The one thing that I’ve run into a lot in speaking with other local investors is that it can be quite easy for an analyst to use the Institutional Limited Partners Association (“ILPA”) due diligence templates as a cudgel against managers. This is particularly negative for first-time funds, and funds run by women and people of color. A number of the ILPA asks make sense if you’re dealing with a billion-dollar fund, but there’s a lot of stuff that simply does not work or apply to a first-time manager or much smaller fund size. For example, asking a $10 million fund to do an annual audit is totally unreasonable. After paying legal, accounting and LP servicing fees, a private fund audit would basically burn the fund’s remaining management fee every year. Do you really want the GP to be too cash strapped to survive for the first 5-6 years? So, yes, process is a part of the problem.

For the foundations with big balance sheets but who don’t have the staff capacity to do the diligence on local and emerging managers, one solution is to participate in co-diligence partnerships with other local impact investors. We’ve done a fair amount of convening with other local impact investors. Casey Schultz from my team gets together regularly with a group from a number of different local foundations, and they share deal flow and best practices.

I think there’s room for more of that type of connective tissue building. We’re more than happy to play the role of “first bird off the wire” and then managers like yourself get to show up with the data room that our diligence process helped you create. And it sure seems like other potential LPs are becoming more willing to engage with these kinds of investing opportunities once they know we’re involved.

RR: I like the collaborative approach and willingness to share deal flow and diligence with your peers. It’s also interesting that there’s a smaller pool set aside to help your organization fulfill its commitment to supporting the local venture (and therefore entrepreneurial) economy.

Outside of adjusting the process, what else have you seen work as it relates to working with smaller funds that others could learn from?
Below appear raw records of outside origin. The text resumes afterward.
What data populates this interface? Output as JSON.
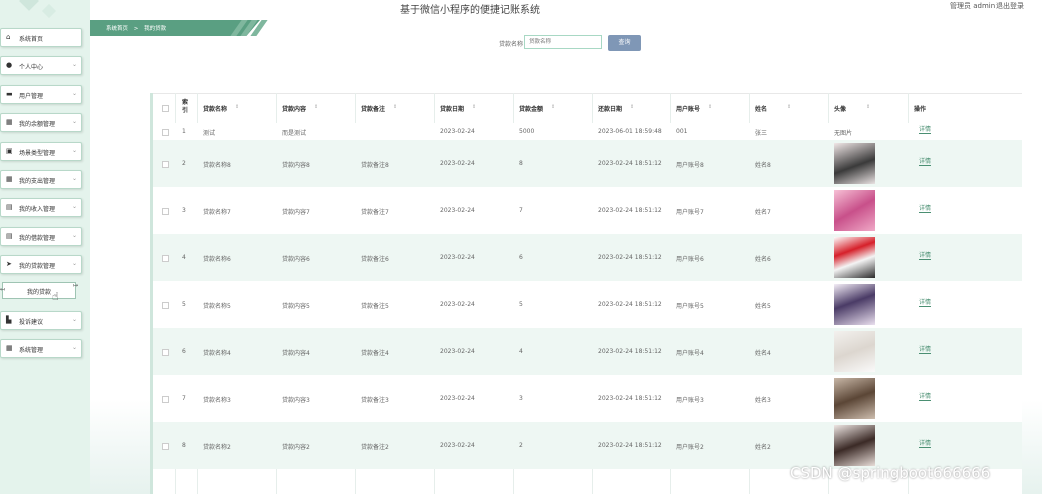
{
  "header": {
    "title": "基于微信小程序的便捷记账系统",
    "user_role": "管理员 admin",
    "logout": "退出登录"
  },
  "breadcrumb": {
    "home": "系统首页",
    "separator": ">",
    "current": "我的贷款"
  },
  "sidebar": {
    "items": [
      {
        "label": "系统首页",
        "icon": "home-icon",
        "glyph": "⌂"
      },
      {
        "label": "个人中心",
        "icon": "person-icon",
        "glyph": "●"
      },
      {
        "label": "用户管理",
        "icon": "users-icon",
        "glyph": "▬"
      },
      {
        "label": "我的余额管理",
        "icon": "grid-icon",
        "glyph": "▦"
      },
      {
        "label": "场景类型管理",
        "icon": "image-icon",
        "glyph": "▣"
      },
      {
        "label": "我的支出管理",
        "icon": "grid-icon",
        "glyph": "▦"
      },
      {
        "label": "我的收入管理",
        "icon": "box-icon",
        "glyph": "▤"
      },
      {
        "label": "我的借款管理",
        "icon": "box-icon",
        "glyph": "▤"
      },
      {
        "label": "我的贷款管理",
        "icon": "send-icon",
        "glyph": "➤"
      },
      {
        "label": "投诉建议",
        "icon": "thumb-icon",
        "glyph": "▙"
      },
      {
        "label": "系统管理",
        "icon": "grid-icon",
        "glyph": "▦"
      }
    ],
    "submenu_label": "我的贷款"
  },
  "search": {
    "label": "贷款名称",
    "placeholder": "贷款名称",
    "button": "查询"
  },
  "table": {
    "columns": [
      "索引",
      "贷款名称",
      "贷款内容",
      "贷款备注",
      "贷款日期",
      "贷款金额",
      "还款日期",
      "用户账号",
      "姓名",
      "头像",
      "操作"
    ],
    "rows": [
      {
        "idx": "1",
        "name": "测试",
        "content": "而是测试",
        "note": "",
        "date": "2023-02-24",
        "amount": "5000",
        "repay": "2023-06-01 18:59:48",
        "account": "001",
        "person": "张三",
        "avatar": "无图片",
        "op": "详情"
      },
      {
        "idx": "2",
        "name": "贷款名称8",
        "content": "贷款内容8",
        "note": "贷款备注8",
        "date": "2023-02-24",
        "amount": "8",
        "repay": "2023-02-24 18:51:12",
        "account": "用户账号8",
        "person": "姓名8",
        "avatar": "",
        "op": "详情"
      },
      {
        "idx": "3",
        "name": "贷款名称7",
        "content": "贷款内容7",
        "note": "贷款备注7",
        "date": "2023-02-24",
        "amount": "7",
        "repay": "2023-02-24 18:51:12",
        "account": "用户账号7",
        "person": "姓名7",
        "avatar": "",
        "op": "详情"
      },
      {
        "idx": "4",
        "name": "贷款名称6",
        "content": "贷款内容6",
        "note": "贷款备注6",
        "date": "2023-02-24",
        "amount": "6",
        "repay": "2023-02-24 18:51:12",
        "account": "用户账号6",
        "person": "姓名6",
        "avatar": "",
        "op": "详情"
      },
      {
        "idx": "5",
        "name": "贷款名称5",
        "content": "贷款内容5",
        "note": "贷款备注5",
        "date": "2023-02-24",
        "amount": "5",
        "repay": "2023-02-24 18:51:12",
        "account": "用户账号5",
        "person": "姓名5",
        "avatar": "",
        "op": "详情"
      },
      {
        "idx": "6",
        "name": "贷款名称4",
        "content": "贷款内容4",
        "note": "贷款备注4",
        "date": "2023-02-24",
        "amount": "4",
        "repay": "2023-02-24 18:51:12",
        "account": "用户账号4",
        "person": "姓名4",
        "avatar": "",
        "op": "详情"
      },
      {
        "idx": "7",
        "name": "贷款名称3",
        "content": "贷款内容3",
        "note": "贷款备注3",
        "date": "2023-02-24",
        "amount": "3",
        "repay": "2023-02-24 18:51:12",
        "account": "用户账号3",
        "person": "姓名3",
        "avatar": "",
        "op": "详情"
      },
      {
        "idx": "8",
        "name": "贷款名称2",
        "content": "贷款内容2",
        "note": "贷款备注2",
        "date": "2023-02-24",
        "amount": "2",
        "repay": "2023-02-24 18:51:12",
        "account": "用户账号2",
        "person": "姓名2",
        "avatar": "",
        "op": "详情"
      }
    ]
  },
  "watermark": "CSDN @springboot666666",
  "colors": {
    "accent": "#5a9f82",
    "sidebar_bg": "#e4f3ec",
    "row_alt": "#eef7f3",
    "button": "#7f97b6"
  }
}
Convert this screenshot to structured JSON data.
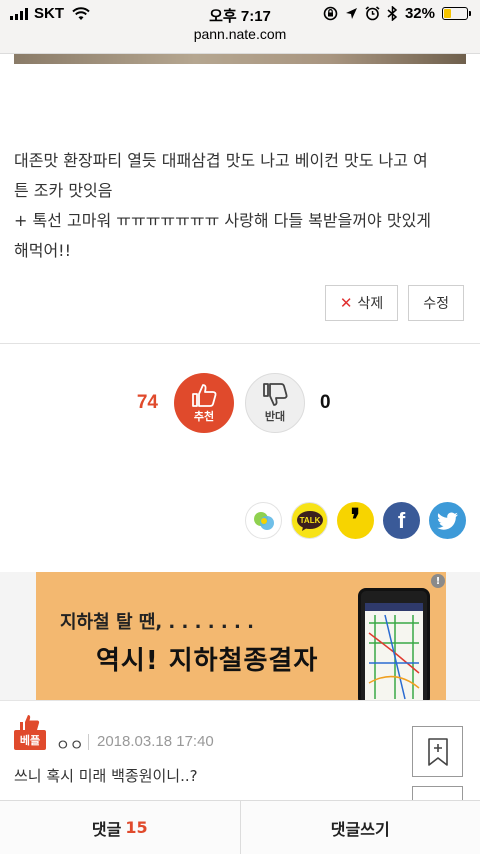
{
  "status_bar": {
    "carrier": "SKT",
    "time": "오후 7:17",
    "battery_percent": "32%",
    "battery_level": 0.32,
    "url": "pann.nate.com"
  },
  "post": {
    "body_lines": [
      "대존맛 환장파티 열듯 대패삼겹 맛도 나고 베이컨 맛도 나고 여",
      "튼 조카 맛잇음",
      "+ 톡선 고마워 ㅠㅠㅠㅠㅠㅠㅠ 사랑해 다들 복받을꺼야 맛있게",
      "해먹어!!"
    ],
    "delete_label": "삭제",
    "edit_label": "수정"
  },
  "vote": {
    "up_count": "74",
    "up_label": "추천",
    "down_label": "반대",
    "down_count": "0"
  },
  "share": {
    "items": [
      "kakaostory-icon",
      "kakaotalk-icon",
      "comma-icon",
      "facebook-icon",
      "twitter-icon"
    ],
    "talk_label": "TALK",
    "fb_label": "f",
    "comma_label": "❜"
  },
  "ad": {
    "line1": "지하철 탈 땐, . . . . . . .",
    "line2": "역시! 지하철종결자",
    "badge": "!"
  },
  "comment": {
    "badge": "베플",
    "author": "ㅇㅇ",
    "date": "2018.03.18 17:40",
    "text": "쓰니 혹시 미래 백종원이니..?"
  },
  "bottom_bar": {
    "comments_label": "댓글",
    "comments_count": "15",
    "write_label": "댓글쓰기"
  },
  "colors": {
    "accent": "#e04a2c",
    "ad_bg": "#f3b870",
    "facebook": "#3a5a98",
    "twitter": "#3d9ad8",
    "kakao": "#f7e317"
  }
}
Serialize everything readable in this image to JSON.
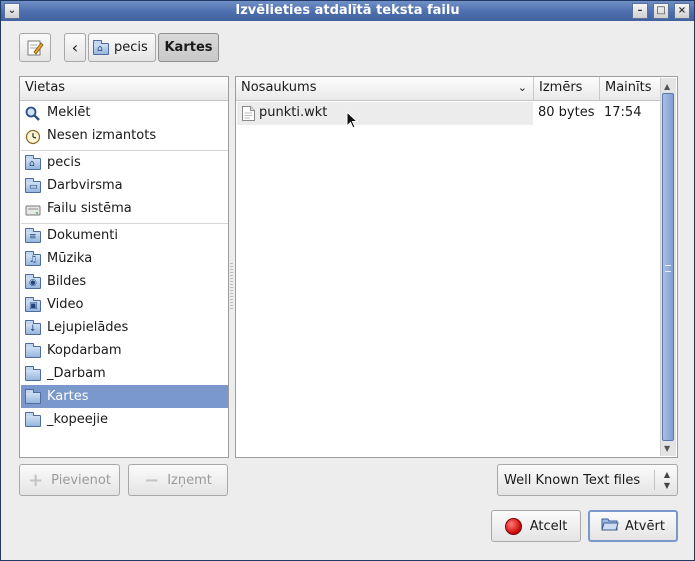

SO: Part of what we need to do is get all the region’s newer venture funds to mature and grow. You’re on Fund II, others are either earlier or later, but we need to see ongoing traction and increased fund size via successful track records and fundraising efforts. As successive funds grow towards that $100 million dollar fund size, most of the concerns about fund and commitment sizing fall away. Our hope is that eventually you all graduate out of our impact pool and into our larger multi-asset portfolio. Even though you’re not at that capacity now, we like having the opportunity to partner with you, and others, in hopes that we can participate in a bigger way over time and continue to foster economic development and growth locally.

Also Reed, don’t forget the data shows that the limited partners make the most money on funds one, two, and three. Emerging managers, particularly women and people of color, are acutely aware of the signal that their failure might send to the investing community. It’s a real high-wire act to try to ensure preservation of capital and strong returns over the life of the first or second time fund. The stakes are so high.

RR: I feel that. Failure is not an option.

So, it’s like a farm system, where you’re bringing in Groove, and other like us, to see the inner workings, in hopes that we turn into a larger, more traditional investment? We appreciate that long term view; it’s completely aligned with how venture works.

Shannon, thank you so much for the conversation, but before we wrap, I need to know… is that statement true? Is there more money going to Russia than what is being invested here?

SO: Not in the portfolios I oversee, but you’re probably right on a global level. Let’s make sure it doesn’t stay that way – there’s plenty of local opportunity and I’m always delighted to share our experiences with potential new investors in Minnesota.